As Charlotte’s commercial and residential boom sweeps neighborhoods in all directions, newcomers and old hands alike can embrace or resist the steady sprawl. While we don’t get to choose our neighbors, those living in Plaza Midwood scored a big win when Phillip McLamb re-purposed his family’s once nondescript printing and logistics warehouse into a brewery and taproom that is nothing short of a neighborhood gem.
“Customer feedback from the neighborhood and Charlotte beer community has been incredible,” said McLamb. “My job is to make smart investments and keep the team happy.”
Since opening its doors Labor Day weekend, the only depletion Resident Culture has experienced so far is inside its kegs and brite tanks (which its taproom staff actually serves from) while a slew of events, beer releases and warm welcome from the neighborhood keeps the taproom full. We checked in with Phillip and head brewer Chris Tropeano (Tropes) ahead of Resident Culture’s QCBF debut.
Since opening early September, you’ve maintained a consistently full taproom thanks to a warm welcome from the neighborhood and Charlotte’s loyal beer community, but what has been the biggest challenge you’ve had to overcome so far?
Phillip: Planning and managing event requests… in an effort to keep the taproom full! Since we are not distributing at all, driving business to the taproom is our biggest challenge, even though we have been fortunate enough to stay busy. Our customers seem to love our space (and our beer), but that alone isn’t enough to get someone to come back.
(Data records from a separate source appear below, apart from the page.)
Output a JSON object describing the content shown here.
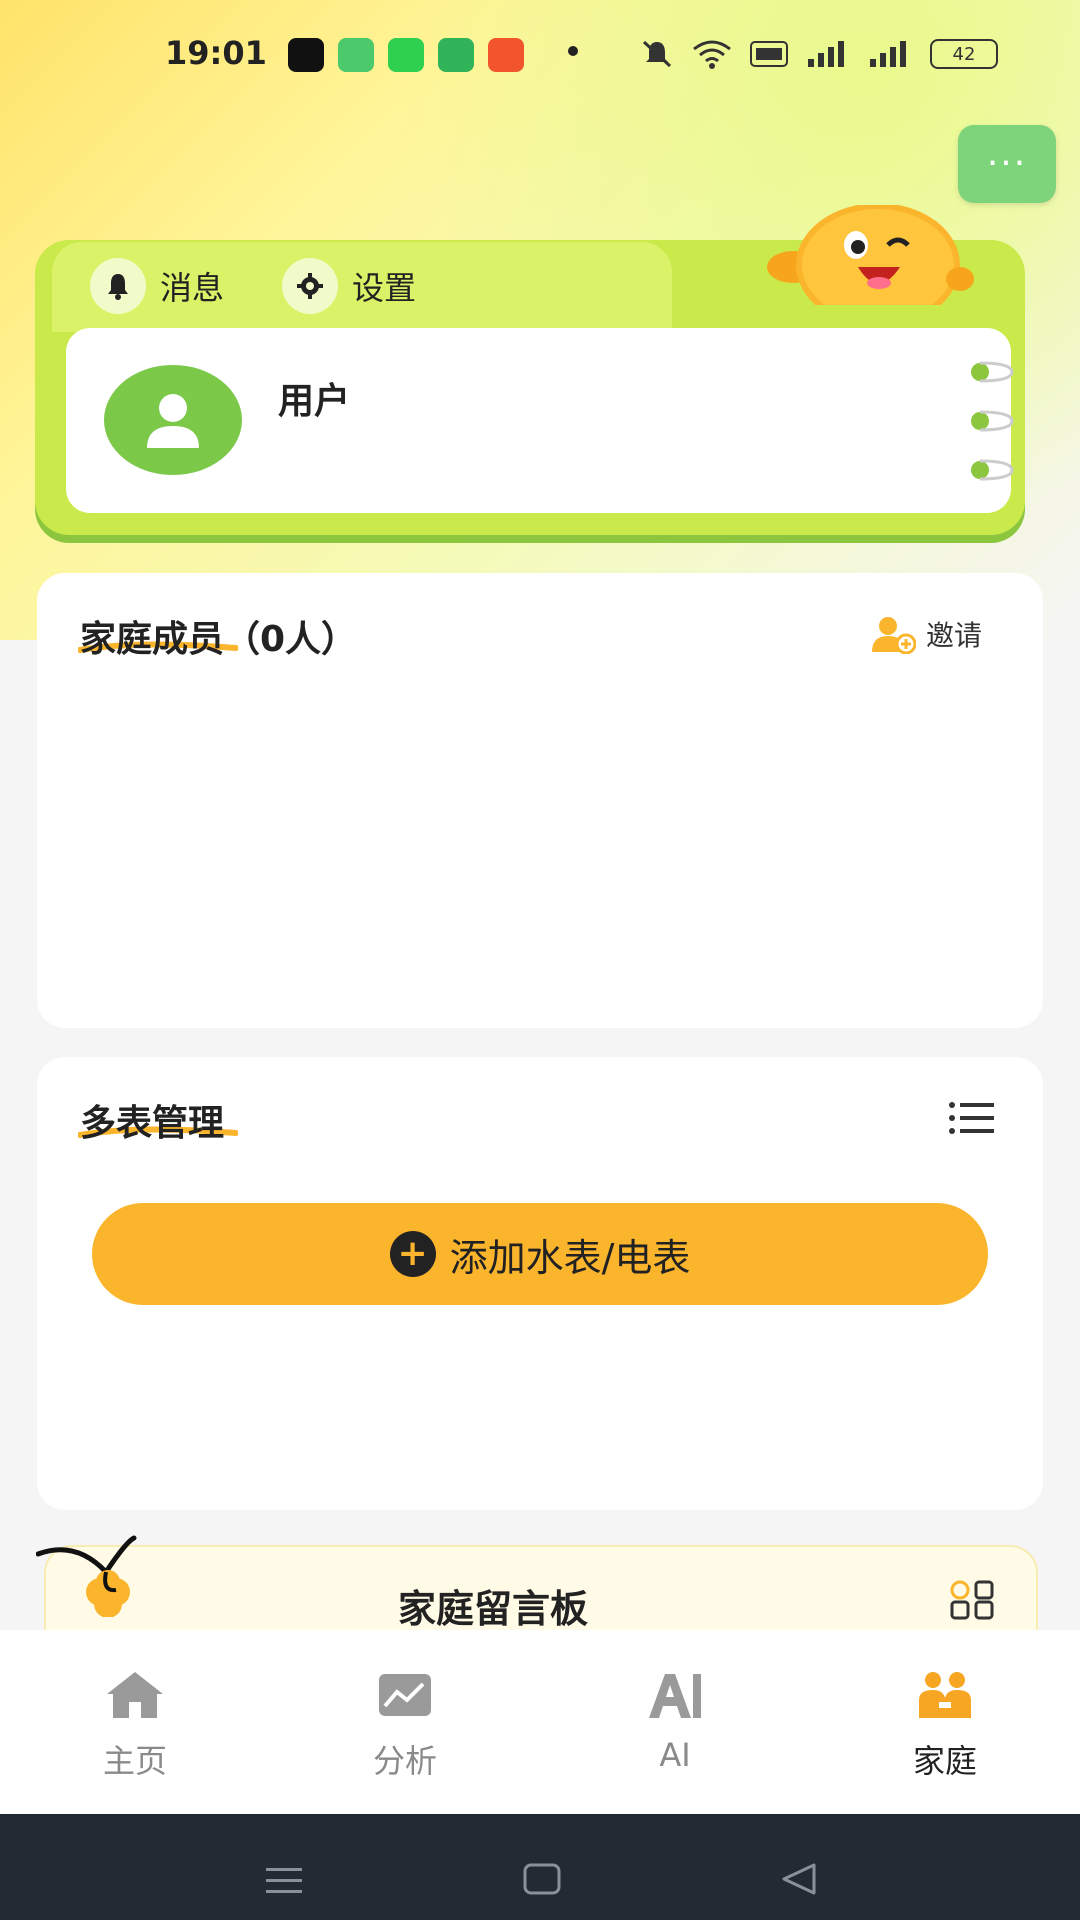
{
  "status_bar": {
    "time": "19:01",
    "battery": "42",
    "app_icons": [
      {
        "name": "tiktok-icon",
        "color": "#111111"
      },
      {
        "name": "messages-icon",
        "color": "#4cc96a"
      },
      {
        "name": "wechat-icon",
        "color": "#2fd050"
      },
      {
        "name": "shield-app-icon",
        "color": "#31b35a"
      },
      {
        "name": "app-red-icon",
        "color": "#f2552c"
      }
    ]
  },
  "user_card": {
    "messages_label": "消息",
    "settings_label": "设置",
    "user_name": "用户"
  },
  "family_members": {
    "title": "家庭成员（0人）",
    "invite_label": "邀请"
  },
  "meter_management": {
    "title": "多表管理",
    "add_button_label": "添加水表/电表"
  },
  "message_board": {
    "title": "家庭留言板"
  },
  "tabs": [
    {
      "label": "主页",
      "icon": "home-icon"
    },
    {
      "label": "分析",
      "icon": "chart-icon"
    },
    {
      "label": "AI",
      "icon": "ai-icon"
    },
    {
      "label": "家庭",
      "icon": "family-icon",
      "active": true
    }
  ],
  "colors": {
    "accent_green": "#c9ea4a",
    "menu_green": "#7ed47b",
    "accent_orange": "#fbb52d",
    "tab_active": "#f6a623",
    "tab_inactive": "#9a9a9a",
    "nav_bar": "#222a33"
  }
}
Events are a great way to keep our customers engaged and give them a reason to come back to the brewery.
At a neighborhood soft opening a pick-up football game breaks out on the freshly laid turf
You recently christened Charlotte’s first coolship (open fermentation vessel used to introduce wild yeast). Tell us how this process works, what we should expect and how long it ages.
Tropes: The short version is that hot wort is transferred out of the boil kettle right into the coolship at about 205 degrees where it is left to cool overnight. As it cools, the cold air that passes over the beer introduces wild yeast and souring bacteria that occurs naturally all around us. It is also highly likely that yeast living in the wood surrounding the coolship makes its way into the beer given the intense humidity and condensation that occurs in the room when we transfer the wort. After spending about 10-14 hours in the coolship (depends on the outdoor temperature) we transfer the beer into oak wine barrels where it ages for at least a year and potentially up to 4-5 years. At no point do we add any traditional brewers yeast to the beer so it is 100% spontaneously fermented with naturally occurring yeast.
Phillip, Tropes and Resident Culture’s coolship
The mural in your taproom, social media imagery and artwork on your recently released cans have a very distinct look. How would you describe it and what was the inspiration for this style of branding?
Phillip: There are so many breweries now that branding is more important than ever, especially if you package beer and want customers to be able to identify your products without ever seeing the name. Some breweries that have done this amazingly well like Burial, Praire, and Grimm come to mind (there are many others as well). Our artist/illustrator, Maryssa, is on staff full time for that reason, and because we want our brand to be showcased in all forms of engagement with our customers: social media, online, in person. The inspiration for this style of branding came from our desire to have something hand drawn and authentic. We gravitated towards Maryssa’s work because it is fun and playful, but it has a darkness to it as well.
Photo credit: Resident Culture
Locally, you have already successfully collaborated with Heist and Salud. Who are some brewers you would like to collaborate with in the future and what goals do you consider when developing a collaboration beer?
Tropes: Well, I haven’t exactly made a list of brewers I’d like to collaborate with but in general I’d like to collaborate with brewers that are: 1) our friends and good people and 2) doing exciting things beer-wise that we respect. We have another collab in progress with Legion down the street and I have discussed collaborations with other brewer friends in town.
Bonus question: From big west coast IPAs to sours to today’s haze craze (all styles Resident Culture produces very well says Untappd users); what do you forecast will be craft beer’s next big trend?
Tropes: It certainly seems like beer drinkers are gravitating towards big, bold flavors so it stands to reason that the trend may continue heading in that direction. I’m just curious how much farther it can really go. What I’m hoping is that lagers and pilsners will gain in popularity and respect within the craft beer drinking community. Truthfully, most brewers I know (myself included) tend to prefer lighter, crisper, more delicate beers because they’re more palatable, sessionable and display a certain level of craftsmanship and precision that these big beers can end up masking with their adjuncts and huge flavors. I think there are certainly a lot of beer aficionados that understand that, but we’re still a far ways off from seeing lagers competing for hype and popularity with these big hazy double IPAs or imperial adjunct stouts.
Photo credit: Resident Culture